Yvette Desmarais and Anne McCausland try to move baked goodies in the afternoon heat.

Pentcost 8 July 18, 2010

Genesis 18:1-10                                                                  

Luke 10:38-42                                                                     

We’re standing in the sacristy there at St. Michael’s, Barrington, Illinois – me, the curate just out of seminary, the rector, and the visiting bishop – just about to go in to begin the liturgy. “Bill,” says the bishop to the rector, “what did I preach about last time I was here?” (This would have been four years earlier.) I watch a look of panic cross the rector’s face. Sermons have a short shelf life in memory; four years could be four centuries. “I remember you told a story about a dog,” the rector replied, color returning to his face. “Ah,” said the bishop, returning to his brief case the sermon he had taken out and pulling forth another. It turned out he had three sermons that he preached, rotating them as he went his rounds.

So, a story about stories. Fr. McLean remembered nothing about the bishop’s sermon except the dog story he’d told. You may well remember nothing about this story except my story about the bishop’s sermon. Stories are what are most memorable because we humans are constructed by stories. It is through stories that we find the most fundamental meaning of who we are and what life and reality are all about. The Bible endures as a source of truth because it is above all a collection of stories. Continue reading ‘Pentcost 8 July 18, 2010’

Pentecost 7 July 11, 2010

Deuteronomy 30:9-14                                                       

Luke 10:25-37                                                                     

I think this may be a troubling sermon for you. At least it is for me. There’s a good guy and a bad guy in the gospel today. The good guy is the Samaritan of course, who stops by the side of the road and cares for the man who’s been left there for dead. We know this Samaritan well; this is one of Jesus’s most familiar parables. The bad guy is – not the priest or the Levite who pass the injured man by – no, the real bad guy is the lawyer whose question prompts Jesus to tell the parable.

Why is the lawyer bad? Because, Luke tells us, he “wanted to justify himself.” That is, he put himself forward, tried to assert his own cleverness, sought to cross-examine or test Jesus. He should simply have done what the good Samaritan did, which was to obey what he knew to be God’s law: “You shall love the Lord your God with all your heart, and with all your soul, and with all your strength, and with all your mind; and your neighbor as yourself.”

So, what’s troubling about this? What’s troubling, I think, is that you and I are the lawyer, not the Samaritan. Putting ourself at the center, making ourselves the test of life – do I like such-and-such, does it make sense to me, does it withstand my test of self-interest – this is our default stance towards life. Maybe, if something meets our test, we go ahead and do what we should be doing according to God’s law. But often, I think, we’re just more interested in testing for ourselves and never get around to doing. And sometimes, of course, God fails our test and we don’t do his law at all. Continue reading ‘Pentecost 7 July 11, 2010’

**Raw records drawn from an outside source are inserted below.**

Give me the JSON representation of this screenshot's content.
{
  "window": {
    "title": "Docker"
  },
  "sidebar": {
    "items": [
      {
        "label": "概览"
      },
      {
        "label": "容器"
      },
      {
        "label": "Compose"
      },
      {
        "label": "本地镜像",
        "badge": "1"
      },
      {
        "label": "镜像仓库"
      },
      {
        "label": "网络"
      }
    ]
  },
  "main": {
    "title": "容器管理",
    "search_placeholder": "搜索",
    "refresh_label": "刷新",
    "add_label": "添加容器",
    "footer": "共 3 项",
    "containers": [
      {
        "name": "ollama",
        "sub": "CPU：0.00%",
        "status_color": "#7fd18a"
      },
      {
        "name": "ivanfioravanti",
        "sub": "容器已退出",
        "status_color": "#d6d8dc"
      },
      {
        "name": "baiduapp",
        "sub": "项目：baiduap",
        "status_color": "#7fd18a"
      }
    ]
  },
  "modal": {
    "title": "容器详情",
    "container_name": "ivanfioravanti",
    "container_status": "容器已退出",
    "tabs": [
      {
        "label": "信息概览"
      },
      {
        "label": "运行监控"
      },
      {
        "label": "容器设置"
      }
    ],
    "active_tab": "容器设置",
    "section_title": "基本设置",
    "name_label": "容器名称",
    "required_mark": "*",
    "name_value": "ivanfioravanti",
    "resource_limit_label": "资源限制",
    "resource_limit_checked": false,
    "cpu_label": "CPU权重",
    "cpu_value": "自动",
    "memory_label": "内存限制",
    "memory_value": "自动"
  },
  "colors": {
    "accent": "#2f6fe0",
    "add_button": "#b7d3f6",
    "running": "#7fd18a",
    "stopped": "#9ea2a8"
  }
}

Pentecost 6 July 4, 2010

Galatians 6:1-16                                                                 

Luke 10:1-11, 16-20                                                          

In the parish I served in St. Charles, Illinois, the custom was to begin meetings of the city council with prayer led by one of the local clergy. I was always asked to perform this duty at the meeting closest to Independence Day because, as the city clerk explained, “the Episcopal Church is so historic.” I never had the heart to tell her that although many, even most, of the Founding Fathers were Anglicans, the Episcopal clergy were mostly loyalists to the British Crown. Continue reading ‘Pentecost 6 July 4, 2010’